from from – Cartesian-product in RA. “ Find the Cartesian product borrower x loan ” select from borrower, loan
from n SQL uses relation-name.attribute-name, as does relational algebra, to avoid ambiguity n “ Find the name, loan number and loan amount of all customers having a loan at the Perryridge branch. ” select customer-name, borrower.loan-number, amount from borrower, loan where borrower.loan-number = loan.loan-number and branch-name = ‘ Perryridge ’
Rename Rename can be operated on both relations and attributes. old-name as new-name e.g., select customer-name, borrower.loan- number as loan-id, amount from borrower, loan where borrower.loan-number = loan.loan-number
Tuple Variables Tuple variables are defined in the from clause by way of the as clause. “ Find all customers who have a loan from the bank, find their names, loan numbers, and loan amount. ” select customer-name, T.loan-number, S.amount from borrower as T, loan as S where T.loan-number = S.loan-number

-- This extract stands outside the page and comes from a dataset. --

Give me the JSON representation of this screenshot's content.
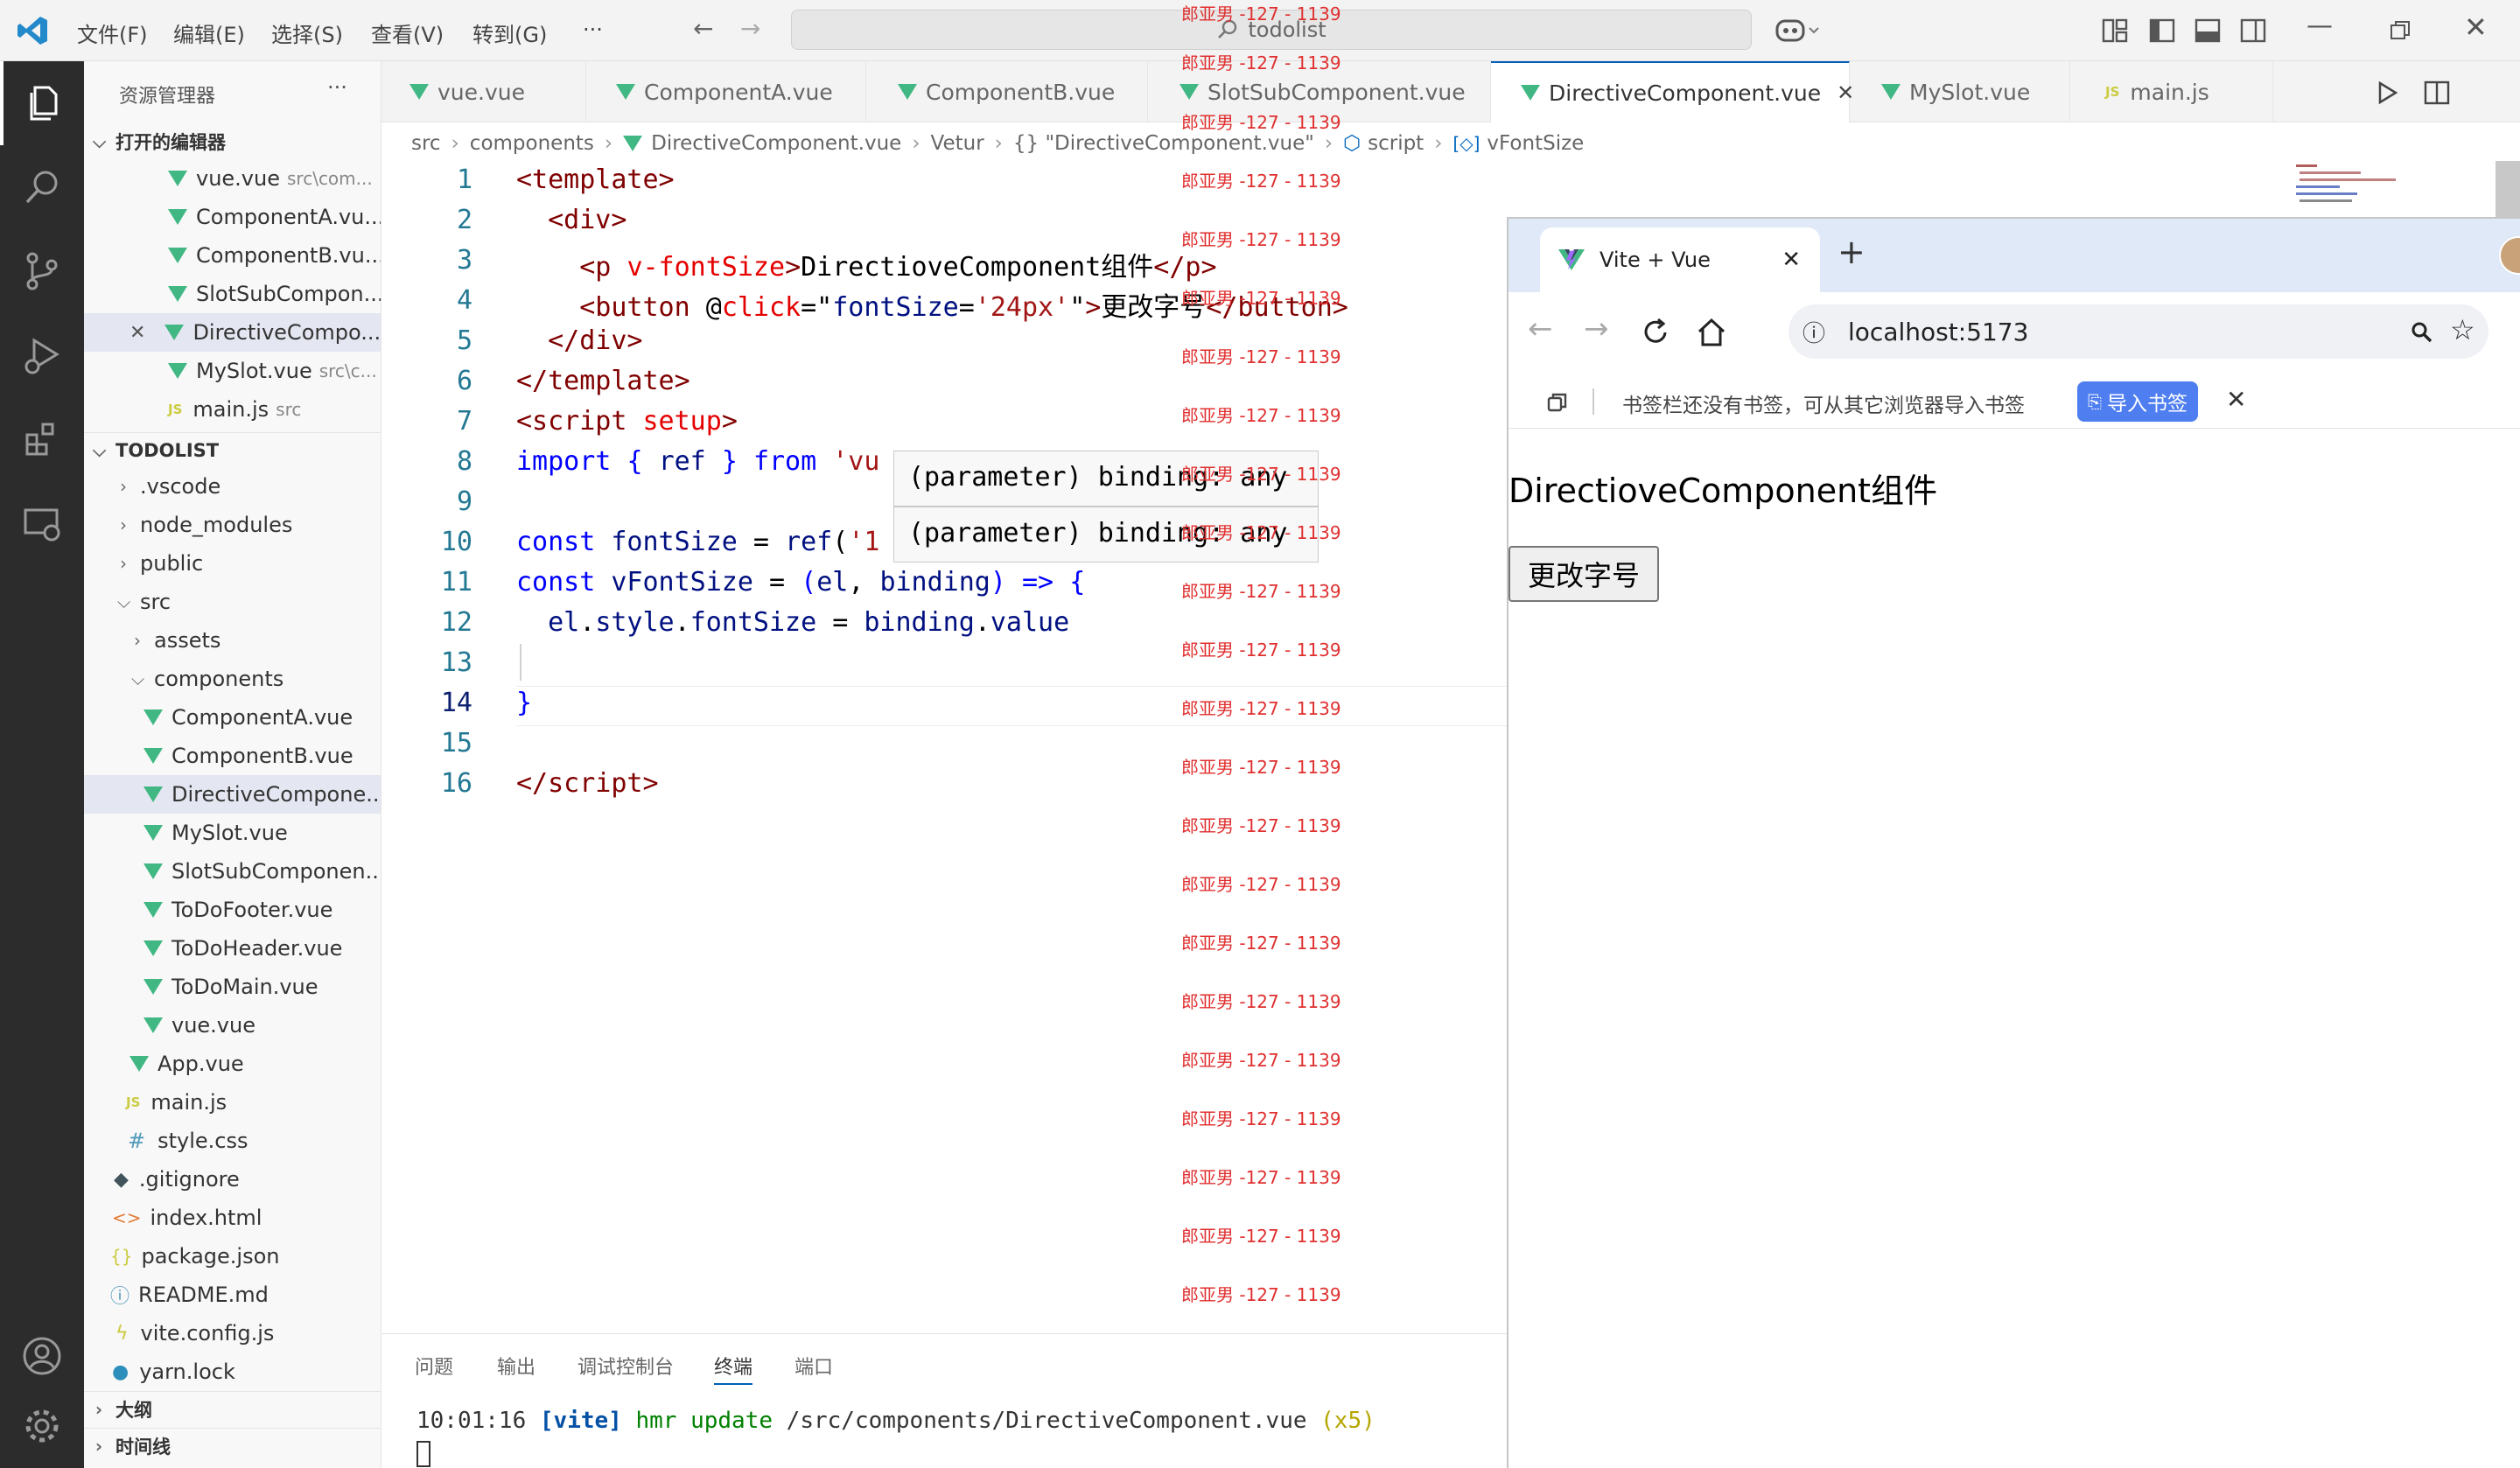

Tuple Variables Tuple variables are most useful for comparing two tuples in the same relation. “ Find the names of all branches that have assets greater than at least one branch located in Brooklyn. ” select distinct T.branch-name from branch as T, branch as S where T.assets > S.assets and S.branch-city = ‘ Brooklyn ’
String Operations The strings are enclosed by single quotes, for example, ‘ Perryridge ’. The most commonly used operation on strings is pattern matching using “ like ”. Pattern has two special characters: * Percent(%):matches any substring * Underscore(_): matches any character - ‘ Perry% ’ matches any string beginning with “ Perry ”. - ‘ _ _ _ % ’ matches any string of at least 3 characters. Note: Patterns are case sensitive.
String Operations “ Find the names of all customers whose street address includes the substring ‘ Main ’. ” select customer-name from customer where customer-street like ‘ %Main% ’
Ordering the Display of Tuples The order by clause list the result in sorted order. select distinct customer-name from borrower, loan where borrower.loan-number = loan.loan-number and branch- name = ‘ Perryridge ’ order by customer-name Note: by default, the order by clause lists items in ascending order. ( desc or asc ) select * from loan order by amount desc, loan-number asc
Set Operations The set operations union, intersect, and except operate on relations and correspond to the relational algebra operations union all, intersect all and except all.
Union “ Find all customers having a loan, an account, or both at the bank. ” (select customer-name from depositor) union (select customer-name from borrower)
Intersect “ Find all customers who have both a loan and an account at the bank. ” (select distinct customer-name from depositor) intersect (select distinct customer-name from borrower)
Except “ Find all customers who have an account but no loan at the bank. ” (select distinct customer-name from depositor) except (select customer-name from borrower)
Aggregation Functions Aggregation functions take a collection of values as input and return a single value. * Average: avg (number) * Minimum: min * Maximum: max * Total: sum (number) * Count: count
avg “ Find the average account balance at the Perryridge branch. ” select avg (balance) from account where branch-name = ‘ Perryridge ’
group by Aggregation function can be applied to a group of sets of tuples by using group by clause. “ Find the average account balance at each branch. ” select branch-name, avg(balance) from account group by branch-name
having It is useful to state a condition that applies to groups rather than to tuples. “ Find the branches where the average account balance is more than $1200. ” select branch-name, ave(balance) from account group by branch-name having avg(balance) > 1200